And it is something the New York Times agrees with, interestingly enough. In its piece about the hold that has been placed on the Johnson & Johnson vaccine, the Times notes what the fallout can be on a global scale.

Safety worries about the AstraZeneca and Johnson & Johnson Covid-19 vaccines have jeopardized inoculation campaigns far beyond the United States, undercutting faith in two sorely needed shots and threatening to prolong the coronavirus pandemic in countries that can ill afford to be choosy about vaccines.

Now Tucker’s points largely concern things here domestically. He points out those in power are the ones undermining confidence in the vaccines. “The only reason we are asking the question is because the people in charge are acting like it doesn’t work. After you have had the vaccine, you must remain under the restrictions. So we are asking a question that is rooted in science, which is: Why? If this stuff works, why can’t you live like it works?” For this, the media has been leaping at him. 

But at the Times, they are looking at the issue on a far wider scale and saying essentially the same things. 

The actions of American and European officials reverberated around the world, stoking doubts in poorer countries where a history of colonialism and unethical medical practices have left a legacy of mistrust in vaccines. If the perception takes hold that rich countries are dumping second-rate shots on poorer nations, those suspicions could harden, slowing the worldwide rollout of desperately needed doses.

What is this, if not the Times making the very same declaration as Carlson, which is that the people in charge are acting as if the vaccine doesn’t work?

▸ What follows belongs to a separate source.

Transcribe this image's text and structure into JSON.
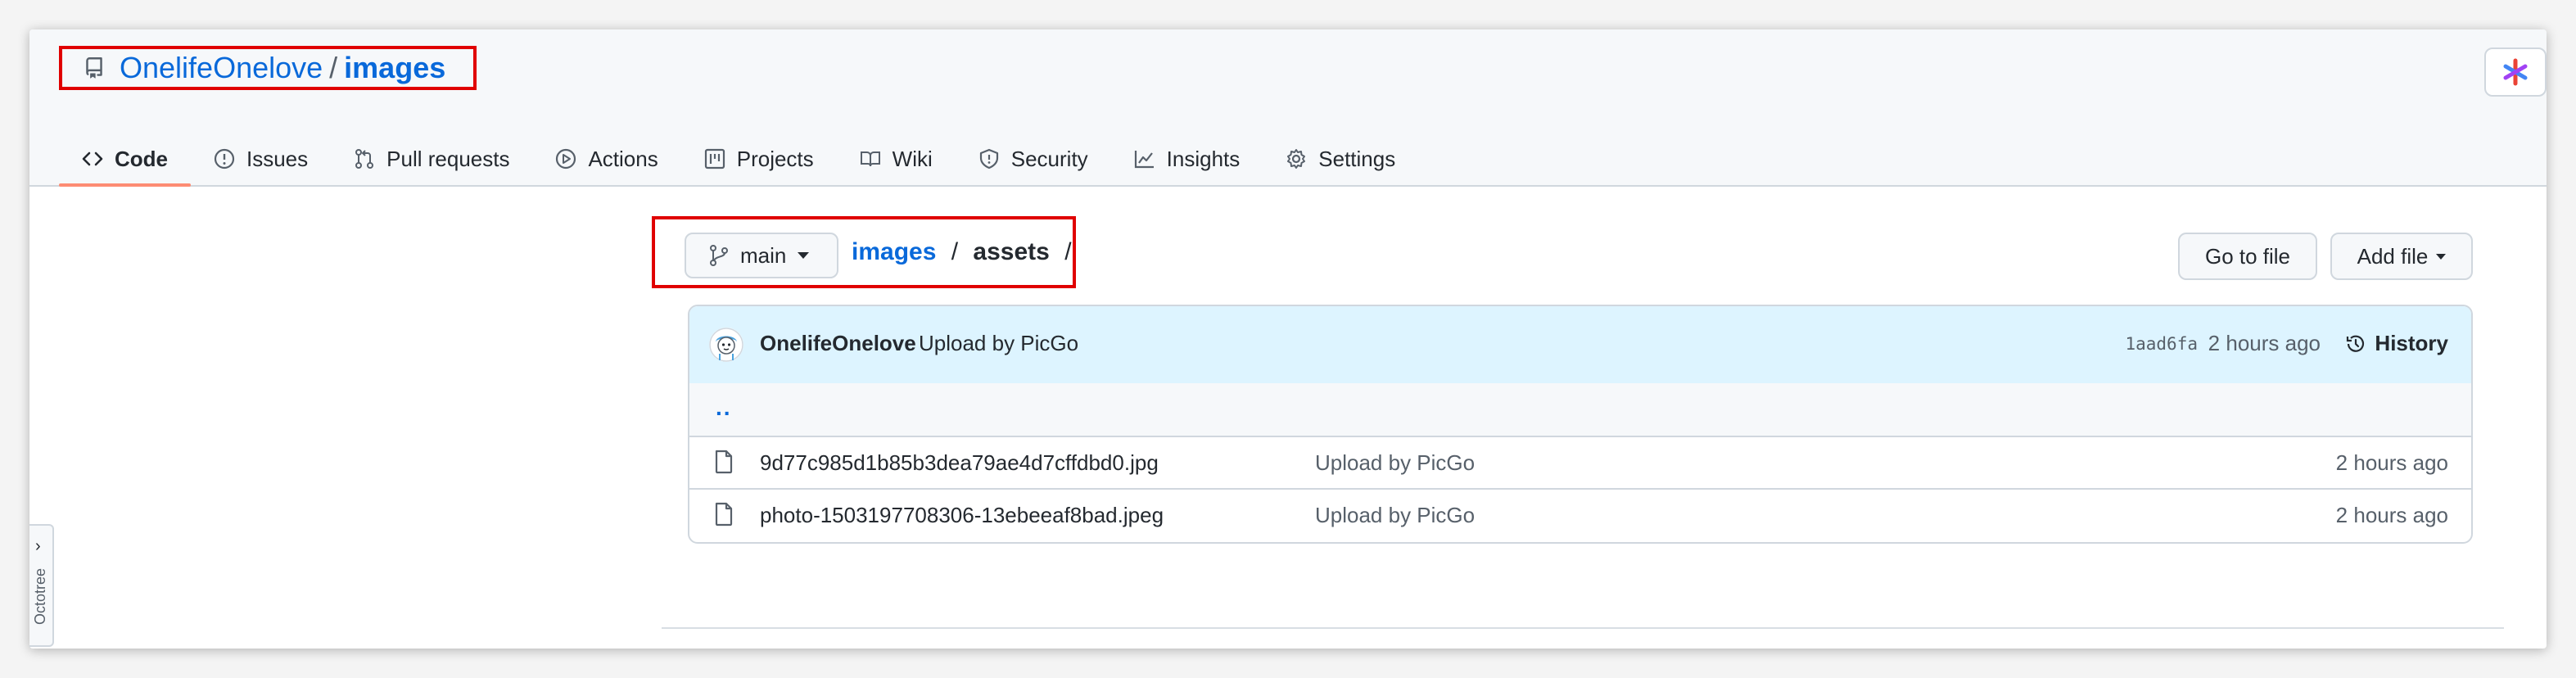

The entire thrust of Tucker’s comments concerns the impressions these decisions are leaving with citizens, and the New York Times has echoed that sentiment but on a grander scale, saying this is a problem they are creating for other nations. This becomes another example of the press politicizing the pandemic — the very thing they claim to oppose.